Like what you’re reading? Support DeSmog’s work by becoming a patron today!
Locke is joined by Michael Heller, chairman of coal mining company Bisichi, which holds the controlling stake in the Black Wattle Colliery mine in South Africa. Bisichi is listed on London’s junior stock exchange, the Alternative Investment Market, which has been described as a “wild west” for investors looking to profit from polluting activities abroad.
Heller was recently criticised for signing-off a £900,000 pay-packet for his son, Andrew Heller, the chief executive of Bisichi, despite the company only being worth around £11 million. Bisichi’s business model is underwritten by a large UK property portfolio, worth £14 million according to the company’s website.

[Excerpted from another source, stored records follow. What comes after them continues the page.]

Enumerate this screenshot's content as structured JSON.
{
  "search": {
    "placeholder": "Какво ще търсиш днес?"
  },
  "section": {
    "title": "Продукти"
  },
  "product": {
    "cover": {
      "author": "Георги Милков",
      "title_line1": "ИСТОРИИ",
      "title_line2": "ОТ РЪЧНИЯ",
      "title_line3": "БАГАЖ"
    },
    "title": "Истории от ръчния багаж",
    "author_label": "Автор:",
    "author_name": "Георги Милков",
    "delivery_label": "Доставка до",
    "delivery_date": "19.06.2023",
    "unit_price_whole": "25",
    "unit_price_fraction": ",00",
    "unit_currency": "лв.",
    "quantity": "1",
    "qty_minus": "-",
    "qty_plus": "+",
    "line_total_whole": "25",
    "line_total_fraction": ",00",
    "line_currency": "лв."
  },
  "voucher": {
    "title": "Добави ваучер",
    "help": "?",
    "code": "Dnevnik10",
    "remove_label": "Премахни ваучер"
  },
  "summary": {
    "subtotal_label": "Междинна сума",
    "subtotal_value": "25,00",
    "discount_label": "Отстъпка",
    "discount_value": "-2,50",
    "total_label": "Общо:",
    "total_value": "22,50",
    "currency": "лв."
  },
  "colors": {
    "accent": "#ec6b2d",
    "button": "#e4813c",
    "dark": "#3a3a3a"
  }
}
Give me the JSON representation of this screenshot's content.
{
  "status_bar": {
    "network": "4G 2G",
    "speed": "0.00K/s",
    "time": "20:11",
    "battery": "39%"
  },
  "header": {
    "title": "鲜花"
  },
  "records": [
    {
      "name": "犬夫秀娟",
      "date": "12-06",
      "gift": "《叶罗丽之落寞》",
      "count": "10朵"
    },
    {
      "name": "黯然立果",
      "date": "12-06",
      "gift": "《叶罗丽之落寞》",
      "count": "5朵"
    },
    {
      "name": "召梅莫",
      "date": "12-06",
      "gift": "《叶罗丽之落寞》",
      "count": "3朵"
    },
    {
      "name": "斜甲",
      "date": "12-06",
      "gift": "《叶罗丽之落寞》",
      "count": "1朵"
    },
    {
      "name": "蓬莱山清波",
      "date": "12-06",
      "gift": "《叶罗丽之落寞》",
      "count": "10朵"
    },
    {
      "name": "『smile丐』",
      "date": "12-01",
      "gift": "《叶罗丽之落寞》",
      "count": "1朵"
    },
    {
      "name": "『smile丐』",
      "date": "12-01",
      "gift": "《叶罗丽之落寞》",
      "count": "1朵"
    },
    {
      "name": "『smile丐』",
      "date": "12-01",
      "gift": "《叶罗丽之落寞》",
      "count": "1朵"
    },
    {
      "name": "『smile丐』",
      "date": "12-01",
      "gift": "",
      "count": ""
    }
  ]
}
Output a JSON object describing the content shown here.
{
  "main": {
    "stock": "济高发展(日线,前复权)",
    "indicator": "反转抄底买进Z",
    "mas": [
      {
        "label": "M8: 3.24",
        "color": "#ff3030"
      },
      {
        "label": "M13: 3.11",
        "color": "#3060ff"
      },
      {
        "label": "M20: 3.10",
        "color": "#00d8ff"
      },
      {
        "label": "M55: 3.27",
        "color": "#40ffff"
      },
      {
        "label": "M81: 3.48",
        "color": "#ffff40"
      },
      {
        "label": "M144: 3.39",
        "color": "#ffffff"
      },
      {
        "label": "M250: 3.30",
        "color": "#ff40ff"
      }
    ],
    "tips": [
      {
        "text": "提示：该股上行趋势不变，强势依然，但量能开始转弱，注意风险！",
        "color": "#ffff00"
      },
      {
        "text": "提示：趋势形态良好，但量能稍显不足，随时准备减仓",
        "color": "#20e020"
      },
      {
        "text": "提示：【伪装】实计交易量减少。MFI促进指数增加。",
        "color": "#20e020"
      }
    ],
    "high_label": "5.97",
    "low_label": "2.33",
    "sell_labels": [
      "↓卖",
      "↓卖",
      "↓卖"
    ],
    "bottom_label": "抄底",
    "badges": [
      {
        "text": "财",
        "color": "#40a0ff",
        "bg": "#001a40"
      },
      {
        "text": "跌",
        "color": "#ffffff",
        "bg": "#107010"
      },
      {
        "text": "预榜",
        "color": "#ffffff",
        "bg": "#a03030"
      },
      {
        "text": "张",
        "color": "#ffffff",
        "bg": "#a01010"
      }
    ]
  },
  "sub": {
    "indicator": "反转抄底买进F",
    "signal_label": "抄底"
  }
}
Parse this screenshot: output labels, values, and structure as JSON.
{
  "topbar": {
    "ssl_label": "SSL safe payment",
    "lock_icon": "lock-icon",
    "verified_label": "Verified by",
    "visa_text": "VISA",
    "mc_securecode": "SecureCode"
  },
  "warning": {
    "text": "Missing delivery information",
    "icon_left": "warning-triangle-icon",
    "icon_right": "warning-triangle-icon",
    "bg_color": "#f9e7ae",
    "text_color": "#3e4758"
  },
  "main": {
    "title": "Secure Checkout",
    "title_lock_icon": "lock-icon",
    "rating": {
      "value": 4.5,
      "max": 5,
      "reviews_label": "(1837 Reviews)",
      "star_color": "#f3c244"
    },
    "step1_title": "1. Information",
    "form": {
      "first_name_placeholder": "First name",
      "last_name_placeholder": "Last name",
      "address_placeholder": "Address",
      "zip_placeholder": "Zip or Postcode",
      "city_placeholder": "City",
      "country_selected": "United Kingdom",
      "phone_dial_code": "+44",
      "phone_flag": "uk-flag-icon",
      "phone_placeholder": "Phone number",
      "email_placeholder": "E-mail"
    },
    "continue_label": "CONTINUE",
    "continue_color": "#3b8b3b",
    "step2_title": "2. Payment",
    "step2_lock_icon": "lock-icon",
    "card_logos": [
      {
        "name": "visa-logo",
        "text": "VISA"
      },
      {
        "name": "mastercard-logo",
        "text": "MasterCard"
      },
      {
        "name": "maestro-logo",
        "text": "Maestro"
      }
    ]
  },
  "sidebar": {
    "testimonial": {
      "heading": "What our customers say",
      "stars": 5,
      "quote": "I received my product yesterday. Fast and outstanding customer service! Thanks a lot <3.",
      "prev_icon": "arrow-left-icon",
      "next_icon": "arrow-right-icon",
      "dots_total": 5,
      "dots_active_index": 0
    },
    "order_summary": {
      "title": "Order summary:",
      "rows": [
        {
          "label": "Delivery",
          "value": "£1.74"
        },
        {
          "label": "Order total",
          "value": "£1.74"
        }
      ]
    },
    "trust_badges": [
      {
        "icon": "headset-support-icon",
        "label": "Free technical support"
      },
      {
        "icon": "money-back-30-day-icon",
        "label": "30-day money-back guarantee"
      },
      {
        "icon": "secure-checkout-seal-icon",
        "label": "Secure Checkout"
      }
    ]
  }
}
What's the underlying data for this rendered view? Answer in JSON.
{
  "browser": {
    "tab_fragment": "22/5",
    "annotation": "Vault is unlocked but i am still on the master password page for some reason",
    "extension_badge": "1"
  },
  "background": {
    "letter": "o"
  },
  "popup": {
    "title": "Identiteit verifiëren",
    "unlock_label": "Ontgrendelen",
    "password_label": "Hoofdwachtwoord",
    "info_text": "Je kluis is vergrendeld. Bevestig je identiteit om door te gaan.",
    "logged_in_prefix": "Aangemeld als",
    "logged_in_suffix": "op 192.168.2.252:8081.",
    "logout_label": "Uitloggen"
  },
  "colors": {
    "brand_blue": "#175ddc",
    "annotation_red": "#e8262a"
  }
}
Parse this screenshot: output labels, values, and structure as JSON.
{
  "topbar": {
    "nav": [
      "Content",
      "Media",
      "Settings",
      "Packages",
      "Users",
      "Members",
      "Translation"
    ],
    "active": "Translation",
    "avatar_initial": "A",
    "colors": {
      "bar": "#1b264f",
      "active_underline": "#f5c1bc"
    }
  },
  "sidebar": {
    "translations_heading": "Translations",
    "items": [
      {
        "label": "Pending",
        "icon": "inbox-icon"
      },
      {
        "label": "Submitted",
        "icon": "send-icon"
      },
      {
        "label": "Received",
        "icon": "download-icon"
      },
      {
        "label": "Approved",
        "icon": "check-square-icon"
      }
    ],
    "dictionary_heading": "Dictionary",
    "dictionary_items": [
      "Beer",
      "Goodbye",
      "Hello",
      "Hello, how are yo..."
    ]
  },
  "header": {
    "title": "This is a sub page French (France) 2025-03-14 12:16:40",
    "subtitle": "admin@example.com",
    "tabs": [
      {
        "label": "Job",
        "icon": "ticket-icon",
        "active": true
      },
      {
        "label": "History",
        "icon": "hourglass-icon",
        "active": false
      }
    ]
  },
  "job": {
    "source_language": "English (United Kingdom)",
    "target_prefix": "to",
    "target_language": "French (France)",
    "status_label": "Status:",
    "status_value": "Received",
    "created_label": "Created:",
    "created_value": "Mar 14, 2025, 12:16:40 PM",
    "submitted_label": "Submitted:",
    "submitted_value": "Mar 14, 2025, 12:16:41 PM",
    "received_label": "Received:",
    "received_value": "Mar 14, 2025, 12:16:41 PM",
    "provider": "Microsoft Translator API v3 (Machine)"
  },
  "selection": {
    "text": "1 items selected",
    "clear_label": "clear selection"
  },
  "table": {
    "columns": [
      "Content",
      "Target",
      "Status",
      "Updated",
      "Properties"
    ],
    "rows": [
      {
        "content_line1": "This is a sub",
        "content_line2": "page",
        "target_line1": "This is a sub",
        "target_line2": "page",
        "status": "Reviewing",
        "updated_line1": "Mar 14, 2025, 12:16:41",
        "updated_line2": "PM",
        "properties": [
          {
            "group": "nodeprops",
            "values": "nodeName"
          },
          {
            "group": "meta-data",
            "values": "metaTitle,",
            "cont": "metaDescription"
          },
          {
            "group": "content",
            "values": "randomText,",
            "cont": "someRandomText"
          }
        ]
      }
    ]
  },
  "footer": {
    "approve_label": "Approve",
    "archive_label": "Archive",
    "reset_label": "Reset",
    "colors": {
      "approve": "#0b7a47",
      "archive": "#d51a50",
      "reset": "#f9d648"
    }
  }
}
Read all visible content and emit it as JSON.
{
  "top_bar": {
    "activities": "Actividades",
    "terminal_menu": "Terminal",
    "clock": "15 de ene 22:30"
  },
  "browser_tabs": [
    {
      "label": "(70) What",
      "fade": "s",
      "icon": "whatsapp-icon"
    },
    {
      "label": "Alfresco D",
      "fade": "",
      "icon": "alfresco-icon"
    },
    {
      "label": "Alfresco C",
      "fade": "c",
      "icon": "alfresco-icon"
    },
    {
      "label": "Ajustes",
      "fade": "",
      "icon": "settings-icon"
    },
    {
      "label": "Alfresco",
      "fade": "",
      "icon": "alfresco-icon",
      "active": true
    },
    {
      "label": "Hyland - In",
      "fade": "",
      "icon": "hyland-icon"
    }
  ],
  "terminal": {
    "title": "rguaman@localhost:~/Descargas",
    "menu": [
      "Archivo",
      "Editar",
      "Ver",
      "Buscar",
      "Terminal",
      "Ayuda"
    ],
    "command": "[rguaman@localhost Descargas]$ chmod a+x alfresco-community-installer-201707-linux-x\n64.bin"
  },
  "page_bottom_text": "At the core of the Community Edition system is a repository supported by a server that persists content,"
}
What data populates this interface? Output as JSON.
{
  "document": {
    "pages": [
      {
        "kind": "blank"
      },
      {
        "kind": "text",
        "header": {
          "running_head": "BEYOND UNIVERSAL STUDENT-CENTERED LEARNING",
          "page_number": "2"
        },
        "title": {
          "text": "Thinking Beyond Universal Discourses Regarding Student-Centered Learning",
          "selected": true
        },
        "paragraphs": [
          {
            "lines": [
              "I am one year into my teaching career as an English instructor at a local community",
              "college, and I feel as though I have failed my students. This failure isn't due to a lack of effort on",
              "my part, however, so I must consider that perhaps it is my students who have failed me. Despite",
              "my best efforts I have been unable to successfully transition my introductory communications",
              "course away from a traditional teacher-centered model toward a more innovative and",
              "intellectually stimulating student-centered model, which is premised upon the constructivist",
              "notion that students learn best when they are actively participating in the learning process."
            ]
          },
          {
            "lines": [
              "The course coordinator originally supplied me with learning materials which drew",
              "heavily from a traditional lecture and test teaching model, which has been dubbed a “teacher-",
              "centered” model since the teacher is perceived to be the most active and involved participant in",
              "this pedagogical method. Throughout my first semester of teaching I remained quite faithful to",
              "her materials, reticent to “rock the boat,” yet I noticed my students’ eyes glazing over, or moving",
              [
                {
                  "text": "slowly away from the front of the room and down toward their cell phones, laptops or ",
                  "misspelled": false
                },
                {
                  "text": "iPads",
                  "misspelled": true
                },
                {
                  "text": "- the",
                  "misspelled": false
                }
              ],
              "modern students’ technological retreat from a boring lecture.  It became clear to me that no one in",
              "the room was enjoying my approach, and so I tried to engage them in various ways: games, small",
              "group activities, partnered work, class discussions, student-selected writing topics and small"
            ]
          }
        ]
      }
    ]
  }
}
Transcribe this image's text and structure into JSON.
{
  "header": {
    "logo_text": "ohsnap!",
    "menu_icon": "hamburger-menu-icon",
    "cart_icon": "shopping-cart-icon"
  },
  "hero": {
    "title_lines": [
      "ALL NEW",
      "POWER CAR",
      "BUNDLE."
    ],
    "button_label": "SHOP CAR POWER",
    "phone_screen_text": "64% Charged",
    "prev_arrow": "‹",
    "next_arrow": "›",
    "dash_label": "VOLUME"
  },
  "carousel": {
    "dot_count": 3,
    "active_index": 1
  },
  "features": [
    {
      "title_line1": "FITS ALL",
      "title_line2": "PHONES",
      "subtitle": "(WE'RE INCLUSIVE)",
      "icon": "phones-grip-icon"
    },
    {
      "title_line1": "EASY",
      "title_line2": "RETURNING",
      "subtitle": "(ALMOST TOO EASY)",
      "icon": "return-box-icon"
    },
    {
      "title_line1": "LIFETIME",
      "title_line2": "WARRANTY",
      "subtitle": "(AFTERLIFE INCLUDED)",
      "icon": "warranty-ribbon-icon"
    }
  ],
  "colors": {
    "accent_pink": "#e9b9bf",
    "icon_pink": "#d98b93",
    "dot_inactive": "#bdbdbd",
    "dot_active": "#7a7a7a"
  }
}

Richard Barr, chairman of Centrax Industries, a company that makes gas power turbines based in the England’s Southwest, is also a member of the Leader’s Group. Centrax has given almost £150,000 to the Conservative Party and its MPs since 2010.
Three members of Offshore Group Newcastle, a company that manufactures steel for oil platforms, have also been members of the Leader’s Group. The company has donated almost £500,000 to the Conservative Party since 2012.
OGN is now in liquidation, but one of its former directors, Alexander Temerko, remains very politically active. He has given the Conservative Party and Tory MPs over £600,000 as an individual since 2012.
Ukrainian-born Temerko became a British citizen in 2011, describes himself as a “vocal champion of UK energy security and independence.” He is the former deputy chairman of Russia’s Yukos Oil Company. He is currently director of AQUIND Limited, which is building an electricity interconnector between the UK and mainland Europe.
openDemocracy reports that Temerko is said to be particularly close to Boris Johnson, with the two men sometimes calling each other “Sasha”, the Russian diminutive for Alexander, which is Johnson’s real first name. Temerko was reportedly involved in an unsuccessful attempt led by members of a group of hardline Conservative MPs, the European Research Group, to remove Theresa May as leader in December 2018.
The Conservative Party and all the donors named here have been contacted for comment.
Main image: Pete Linfroth/Pixabay Public Domain